How can the saved live in blissful joy knowing that some of their loved ones are suffering in hell for eternity (Revelation 21:4)? How can Christ be all in all and reconciled to all things (Colossians 1:16-20) if people are separated from him and suffering in hell? If God will make all things new (Revelation 21:5), the most sensible thing to believe is that whoever has rejected Christ will be destroyed in the lake that burns with fire and brimstone beforehand (Revelation 21:8). The only other option is universalism which I just do not see any scriptural support for.
While most bible verses point toward total destruction, there are a few scriptures that are not so easy to reconcile with annihilationism. To be more specific, there are two verses that are quite difficult to interpret within the annihilationist view.
Revelation 14:11 – “And the smoke of their torment will rise forever and ever. There will be no rest day or night for those who worship the beast and its image, or for anyone who receives the mark of its name." And then…
Revelation 20:10 - "And the devil, who deceived them, was thrown into the lake of burning sulfur, where the beast and the false prophet had been thrown. They will be tormented day and night forever and ever.

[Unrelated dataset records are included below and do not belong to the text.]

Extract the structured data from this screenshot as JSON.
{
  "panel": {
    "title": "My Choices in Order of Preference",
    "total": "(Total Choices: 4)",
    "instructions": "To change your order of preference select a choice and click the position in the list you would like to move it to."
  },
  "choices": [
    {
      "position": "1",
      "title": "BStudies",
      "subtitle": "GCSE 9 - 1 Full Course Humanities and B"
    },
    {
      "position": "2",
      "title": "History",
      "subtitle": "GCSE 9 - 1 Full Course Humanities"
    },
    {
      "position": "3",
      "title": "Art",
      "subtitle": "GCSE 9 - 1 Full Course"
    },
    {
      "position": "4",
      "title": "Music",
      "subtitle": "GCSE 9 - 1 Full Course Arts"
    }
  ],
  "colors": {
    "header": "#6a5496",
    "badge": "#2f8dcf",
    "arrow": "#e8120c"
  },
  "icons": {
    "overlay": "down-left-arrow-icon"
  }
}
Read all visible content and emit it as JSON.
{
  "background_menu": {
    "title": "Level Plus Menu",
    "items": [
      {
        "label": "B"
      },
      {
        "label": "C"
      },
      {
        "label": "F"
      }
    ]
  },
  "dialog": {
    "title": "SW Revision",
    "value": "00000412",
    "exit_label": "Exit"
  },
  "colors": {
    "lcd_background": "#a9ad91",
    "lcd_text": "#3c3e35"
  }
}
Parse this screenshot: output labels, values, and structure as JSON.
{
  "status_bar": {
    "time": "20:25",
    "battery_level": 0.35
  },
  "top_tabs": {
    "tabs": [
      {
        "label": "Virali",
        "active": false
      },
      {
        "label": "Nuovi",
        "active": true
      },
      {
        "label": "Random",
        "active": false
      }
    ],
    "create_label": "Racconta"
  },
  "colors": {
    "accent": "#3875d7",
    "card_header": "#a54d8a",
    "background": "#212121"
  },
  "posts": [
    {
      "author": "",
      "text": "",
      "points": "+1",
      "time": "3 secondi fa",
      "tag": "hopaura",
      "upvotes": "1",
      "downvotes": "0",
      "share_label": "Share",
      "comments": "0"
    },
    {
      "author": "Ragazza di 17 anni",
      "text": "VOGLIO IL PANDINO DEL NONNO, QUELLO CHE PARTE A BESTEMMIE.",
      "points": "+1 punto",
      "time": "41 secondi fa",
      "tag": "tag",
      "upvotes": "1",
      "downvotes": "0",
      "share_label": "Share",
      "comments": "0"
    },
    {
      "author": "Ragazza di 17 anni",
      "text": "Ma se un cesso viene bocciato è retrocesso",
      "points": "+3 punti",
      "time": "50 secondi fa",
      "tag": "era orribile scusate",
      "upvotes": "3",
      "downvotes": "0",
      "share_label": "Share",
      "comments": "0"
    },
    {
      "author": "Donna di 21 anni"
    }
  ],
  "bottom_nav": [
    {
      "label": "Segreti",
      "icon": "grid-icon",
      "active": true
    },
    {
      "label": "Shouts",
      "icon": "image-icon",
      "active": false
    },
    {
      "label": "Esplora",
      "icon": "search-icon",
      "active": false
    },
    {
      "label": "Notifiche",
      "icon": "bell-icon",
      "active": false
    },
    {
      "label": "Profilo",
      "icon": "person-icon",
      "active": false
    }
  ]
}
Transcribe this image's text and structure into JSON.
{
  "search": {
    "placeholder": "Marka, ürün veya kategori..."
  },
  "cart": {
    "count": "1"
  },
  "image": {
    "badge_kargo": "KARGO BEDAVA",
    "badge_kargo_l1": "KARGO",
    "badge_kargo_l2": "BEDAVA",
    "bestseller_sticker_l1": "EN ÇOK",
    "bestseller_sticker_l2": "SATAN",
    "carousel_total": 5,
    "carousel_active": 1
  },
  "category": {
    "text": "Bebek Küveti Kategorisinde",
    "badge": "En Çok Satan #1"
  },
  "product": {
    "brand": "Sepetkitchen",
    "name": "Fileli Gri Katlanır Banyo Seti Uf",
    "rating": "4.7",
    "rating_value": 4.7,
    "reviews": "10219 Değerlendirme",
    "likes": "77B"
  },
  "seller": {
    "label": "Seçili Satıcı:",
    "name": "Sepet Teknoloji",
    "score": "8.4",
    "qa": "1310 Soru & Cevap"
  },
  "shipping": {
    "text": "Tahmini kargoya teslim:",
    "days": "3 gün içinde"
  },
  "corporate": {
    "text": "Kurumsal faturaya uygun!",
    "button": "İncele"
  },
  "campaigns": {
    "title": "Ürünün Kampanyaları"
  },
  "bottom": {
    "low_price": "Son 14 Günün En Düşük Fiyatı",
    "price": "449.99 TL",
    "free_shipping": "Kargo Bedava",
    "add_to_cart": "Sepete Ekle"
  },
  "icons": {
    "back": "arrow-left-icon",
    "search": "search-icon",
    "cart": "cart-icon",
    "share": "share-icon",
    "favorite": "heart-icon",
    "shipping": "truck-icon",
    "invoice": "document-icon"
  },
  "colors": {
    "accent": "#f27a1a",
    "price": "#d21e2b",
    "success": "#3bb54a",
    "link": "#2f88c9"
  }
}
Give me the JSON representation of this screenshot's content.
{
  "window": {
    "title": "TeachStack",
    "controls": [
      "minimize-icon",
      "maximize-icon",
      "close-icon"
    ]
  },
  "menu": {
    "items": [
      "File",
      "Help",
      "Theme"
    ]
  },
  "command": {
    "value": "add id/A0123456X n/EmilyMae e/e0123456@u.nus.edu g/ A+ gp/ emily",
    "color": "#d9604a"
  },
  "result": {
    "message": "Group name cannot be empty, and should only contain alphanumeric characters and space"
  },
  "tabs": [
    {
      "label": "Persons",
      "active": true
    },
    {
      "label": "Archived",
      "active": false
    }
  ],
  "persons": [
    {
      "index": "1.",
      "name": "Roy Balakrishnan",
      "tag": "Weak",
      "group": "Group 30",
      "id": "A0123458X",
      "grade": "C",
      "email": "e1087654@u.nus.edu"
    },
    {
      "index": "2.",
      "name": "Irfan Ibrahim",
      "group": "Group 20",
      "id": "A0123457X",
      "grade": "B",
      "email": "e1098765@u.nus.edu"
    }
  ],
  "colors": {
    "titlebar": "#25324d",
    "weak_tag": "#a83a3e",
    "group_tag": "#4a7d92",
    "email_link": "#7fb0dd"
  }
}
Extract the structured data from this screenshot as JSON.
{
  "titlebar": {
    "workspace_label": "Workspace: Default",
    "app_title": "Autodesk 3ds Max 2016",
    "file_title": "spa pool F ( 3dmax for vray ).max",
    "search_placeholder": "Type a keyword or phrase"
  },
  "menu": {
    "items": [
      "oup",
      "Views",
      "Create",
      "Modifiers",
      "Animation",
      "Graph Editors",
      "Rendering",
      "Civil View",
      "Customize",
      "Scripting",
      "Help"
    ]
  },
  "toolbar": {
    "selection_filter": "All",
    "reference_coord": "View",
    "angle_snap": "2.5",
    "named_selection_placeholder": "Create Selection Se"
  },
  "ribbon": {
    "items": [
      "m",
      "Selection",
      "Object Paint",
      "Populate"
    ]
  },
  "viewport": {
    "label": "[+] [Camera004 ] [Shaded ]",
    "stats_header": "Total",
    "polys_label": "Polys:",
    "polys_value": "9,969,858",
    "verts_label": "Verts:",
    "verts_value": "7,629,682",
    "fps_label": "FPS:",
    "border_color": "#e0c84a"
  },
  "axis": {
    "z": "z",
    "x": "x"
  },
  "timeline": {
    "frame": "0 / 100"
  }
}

There are however counter arguments stating that Revelation is a highly symbolic book and the word orders are affected by the chiastic structures of the author. The words of Revelation should also be understood within the Old Testament books it refers too (278 of the 404 verses in Revelation allude to Old Testament passages, compare Rev 20:10 to Ezekiel 38-39 for instance). Likewise, Revelations 14:11 seems to be a direct quote from Isaiah 34. But when one looks at Isaiah, we read of the destruction of the Edomites and verse 10 says of its desolation that "it will not be quenched night or day, its smoke will rise forever and ever...". The obvious thing to all of us is that the smoke that once literally burned Edom is no longer rising. The verse therefore should not be read literally which raises the argument of whether Revelation 14:11 should also be understood in the same way. Similarly, we read in Jude 7 speaks of how Sodom and Gomorrah serve as an example of those who suffer the punishment of eternal fire. Once again, Sodom and Gomorrah were completely burnt up and are now no longer literally burning. The language merely emphasizes eternal consequence rather than eternal torture. For me, the arguments are persuasive but I would stop short of being dogmatic on it.
I now see annihilationism as the most plausible viewpoint of hell given in scripture. It certainly seems more just than eternal torment does when we consider that our days on earth are so short. Nevertheless, there is enough seemingly contradictory verses supporting the traditional view in the bible that I will remain open to that possibility. Which I am fine with, even though I will certainly be anathema'd by some for admitting doubt over eternal torment as the best interpretation of scripture, in fact, since this was originally posted, some have done just that. But if NT Wright, Brad Jersak and Francis Chan all admit that one cannot be dogmatic about hell based on what’s written in scripture, then I am happy to add my name to that list.
This post is part of a Synchroblog on the topic of hell. Below is a list of the other bloggers who participated this month (May 2014). Go read what they have to say on the topic of hell.
Jeremy Myers – Does Jesus Talk About Hell More Than Heaven?
K. W. Leslie – Dark Christians
Angie Benjamin – Hell Is For Real
Paul Meier – Hell Is For Real – I’ve Been There and Came Back
Glenn Hager – Abusing Hell
The Virtual Abbess – What The Hell?
Kimbery Klein – Hell, if I know.
Michael Donahoe - Hell Yes…or No?
Liz Dyer – Hell? No!
Margaret Boelman - Hell No I Won’t Go
Loveday Anyim – Why the hell do you believe in hell?
Linda - If you died today, where would you go?
Edwin Aldrich – What the Hell do we really know.
Mallory Pickering – The Time I Blogged About Hell